You don’t wear tiger stripes in Japan. They’re not authorized. Jungle fatigues, regular fatigues, class-A khakis, summer or winter greens, even Army shorts are OK, but not tiger stripes. With their jagged slashes of black and green, it’s hard to pass them off as being defensive. They’re for the jungle, for tracking and killing without being seen. So to spare the sensitivities of our Japanese hosts, the United States Army had ruled that tiger stripes were not to be worn in that country. Every now and then, though, someone ignores the regulations. Usually, after a little official harassment, he gives in and takes them off. Some, though, don’t. A few, simply because they’ve been through it all and don’t give a shit; others, because even in Japan, their war’s not over; some, a little of both. These are the ones you can’t push around, and if you hassle them about anything – even their uniforms – you’d better be ready to go all the way, because they’ll take you there whether you want to go or not. Brock noticed the Major glaring at him, but kept rignt on walking. “He you…you in the camies.” Camies…! Camies…? Jesus! Without turning around, Brock came slowly to a stop. “Yes you, soldier.” Amused, Brock turned around. “Come here!” Smiling, Brock walked slowly back down to corridor. He was carrying his bush hat.
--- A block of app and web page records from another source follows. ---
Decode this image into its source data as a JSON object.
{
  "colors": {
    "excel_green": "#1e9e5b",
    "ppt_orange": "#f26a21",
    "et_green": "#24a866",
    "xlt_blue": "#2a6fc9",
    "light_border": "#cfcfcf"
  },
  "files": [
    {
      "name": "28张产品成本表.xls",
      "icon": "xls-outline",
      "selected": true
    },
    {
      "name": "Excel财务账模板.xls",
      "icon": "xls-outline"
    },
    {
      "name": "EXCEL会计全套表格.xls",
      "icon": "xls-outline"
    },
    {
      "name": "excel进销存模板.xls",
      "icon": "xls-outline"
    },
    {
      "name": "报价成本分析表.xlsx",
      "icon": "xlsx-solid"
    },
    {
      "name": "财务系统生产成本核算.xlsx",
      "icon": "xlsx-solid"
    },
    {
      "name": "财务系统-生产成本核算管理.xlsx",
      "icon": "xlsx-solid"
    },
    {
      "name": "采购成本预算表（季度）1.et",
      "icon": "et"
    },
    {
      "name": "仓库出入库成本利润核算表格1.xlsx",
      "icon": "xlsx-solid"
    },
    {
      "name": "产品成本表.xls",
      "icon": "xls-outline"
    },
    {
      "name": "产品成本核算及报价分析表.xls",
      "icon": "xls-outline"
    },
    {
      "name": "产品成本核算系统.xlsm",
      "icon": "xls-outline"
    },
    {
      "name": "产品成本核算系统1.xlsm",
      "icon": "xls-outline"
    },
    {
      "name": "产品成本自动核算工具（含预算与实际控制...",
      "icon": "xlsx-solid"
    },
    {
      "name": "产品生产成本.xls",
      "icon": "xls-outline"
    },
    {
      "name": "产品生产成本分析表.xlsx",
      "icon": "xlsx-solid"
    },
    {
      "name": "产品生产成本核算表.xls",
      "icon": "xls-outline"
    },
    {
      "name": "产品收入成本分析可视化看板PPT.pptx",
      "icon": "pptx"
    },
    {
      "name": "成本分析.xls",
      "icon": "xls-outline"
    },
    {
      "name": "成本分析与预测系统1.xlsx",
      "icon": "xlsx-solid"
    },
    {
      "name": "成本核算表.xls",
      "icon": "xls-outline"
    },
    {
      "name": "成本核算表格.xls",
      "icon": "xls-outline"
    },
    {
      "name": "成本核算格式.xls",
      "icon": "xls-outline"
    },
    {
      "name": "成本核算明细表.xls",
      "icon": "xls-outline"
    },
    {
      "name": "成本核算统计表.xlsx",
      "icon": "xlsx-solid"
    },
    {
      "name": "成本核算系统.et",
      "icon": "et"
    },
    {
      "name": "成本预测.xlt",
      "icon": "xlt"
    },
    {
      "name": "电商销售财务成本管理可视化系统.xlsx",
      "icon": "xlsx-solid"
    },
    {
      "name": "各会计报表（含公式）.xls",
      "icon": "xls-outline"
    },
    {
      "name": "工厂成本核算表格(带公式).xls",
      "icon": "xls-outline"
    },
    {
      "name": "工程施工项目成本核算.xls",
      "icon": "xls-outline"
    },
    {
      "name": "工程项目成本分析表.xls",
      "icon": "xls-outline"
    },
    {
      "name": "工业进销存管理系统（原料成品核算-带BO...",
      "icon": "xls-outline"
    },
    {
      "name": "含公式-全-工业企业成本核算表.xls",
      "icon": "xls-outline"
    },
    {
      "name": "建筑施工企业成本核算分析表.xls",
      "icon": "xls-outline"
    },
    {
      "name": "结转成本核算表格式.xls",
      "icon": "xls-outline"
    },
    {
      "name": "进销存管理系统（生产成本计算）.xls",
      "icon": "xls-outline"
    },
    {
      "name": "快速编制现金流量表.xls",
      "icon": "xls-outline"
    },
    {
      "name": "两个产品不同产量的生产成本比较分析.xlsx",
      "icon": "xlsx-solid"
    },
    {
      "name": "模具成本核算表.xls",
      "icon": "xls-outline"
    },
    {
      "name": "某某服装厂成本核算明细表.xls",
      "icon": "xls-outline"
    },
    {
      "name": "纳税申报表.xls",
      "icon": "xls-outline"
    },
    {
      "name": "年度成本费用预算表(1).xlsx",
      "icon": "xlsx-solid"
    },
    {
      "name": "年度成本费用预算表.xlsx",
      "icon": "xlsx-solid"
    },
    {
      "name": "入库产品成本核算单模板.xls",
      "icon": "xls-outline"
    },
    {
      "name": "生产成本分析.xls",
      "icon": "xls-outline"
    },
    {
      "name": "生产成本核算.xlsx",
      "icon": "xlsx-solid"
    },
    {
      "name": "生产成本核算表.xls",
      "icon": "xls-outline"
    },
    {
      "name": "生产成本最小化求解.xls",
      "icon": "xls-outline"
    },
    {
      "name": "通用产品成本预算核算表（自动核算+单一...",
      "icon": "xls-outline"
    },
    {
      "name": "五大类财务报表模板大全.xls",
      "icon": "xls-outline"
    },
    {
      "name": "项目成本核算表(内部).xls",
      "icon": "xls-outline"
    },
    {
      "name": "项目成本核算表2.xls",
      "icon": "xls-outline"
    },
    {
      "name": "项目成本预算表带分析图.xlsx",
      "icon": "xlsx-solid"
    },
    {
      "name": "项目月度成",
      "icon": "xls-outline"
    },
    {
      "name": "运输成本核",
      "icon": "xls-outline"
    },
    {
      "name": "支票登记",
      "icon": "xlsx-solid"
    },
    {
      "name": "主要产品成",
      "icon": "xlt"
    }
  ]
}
His short blond hair had been bleached almost white by the sun, and he had the pinched, drawn look of having been outdoors too long. Except for his first lieutenant’s bars and jump wings, there was nothing else on his tiger stripes, not even a unit patch. “We don’t wear that uniform around here,” the Major said. “But I’m not from around here,” Brock said pleasantly enough. “Where you from?” “Sorry, can’t tell you that.” “Sir,” the Major corrected sharply. “What unit are you with?” “Sorry, can’t tell you that, either.” “What are you doing here?” “I’m afraid I can’t tell you that…sir.” The Major flushed. “Lieutenant,” he said angrily, “you’re getting yourself into trouble.” Unmoved, Brock remained silent, offering nothing. “Who’s your commanding officer!” “Right now,” Brock said, turning to observe a patient being rolled past him, “I am.” “Lieutenant,” the Major barked, his voice echoing up and down the corridor, “junior officers stand at attention when they are talking to the seniors.” With people stopping nearby, he was gathering himself to go on when Brock suddenly turned on him. His whole posture had changed. The calm indifference had vanished and now the major found himself facing a cold furious young man. “You!” Brock said contemptuously. “You, senior! A hospital personnel officer.” The change had been so abrupt, Brock’s contempt so brazenly expressed, that for a moment the Major was startled. ” “I want you in my office this afternoon,” he stammered, his face purple with fury. “I won’t be there,” Brock said quietly. “You’ll be there, dammit, and when you walk into my office, Lieutenant, I want you in class-A kahakis, or you’ll go back to Nam in cuffs. Understand?” Brock didn’t even bother to answer. He simply turned his back on the Major and continued on his way to the admissions office. The med evacs had already come in for that day and the admissions clerk had just finished typing up the daily census when Brock walked into the office. Ignoring the Corporal’s stare at his tiger stripes, he handed him a piece of paper. “Could you tell me if these men are still here?” It is not uncommon for an officer if he is in Japan to visit his men. Almost all the wounded from Nam come there. What was uncommon was the Lieutenant’s list. Everyone was ranger-qualified. Everyone was Special Forces. Each had graduated from Recondo School, spent time at the Royal Jungle Tracking School of Malaysia, had been HALO trained – and each had been shot. There was not a frag wound or booby-trap injury among them. In a hospital full of idiotic blunders, miscalculations, and stupid mistakes, it was an extraordinary group.

365 Days
By Ronald Glasser

War Furniture

Monday, August 28th, 2017

Apparently, war furniture was a thing, and thanks to my friend Håkan Spuhr, we now know about it. In case you were wondering why it’s called war furniture, it is because it is made from weapon parts.

He took these photos at Festung Hohensalzburg – Fortress Hohensalzburg in Salzburg, Austria.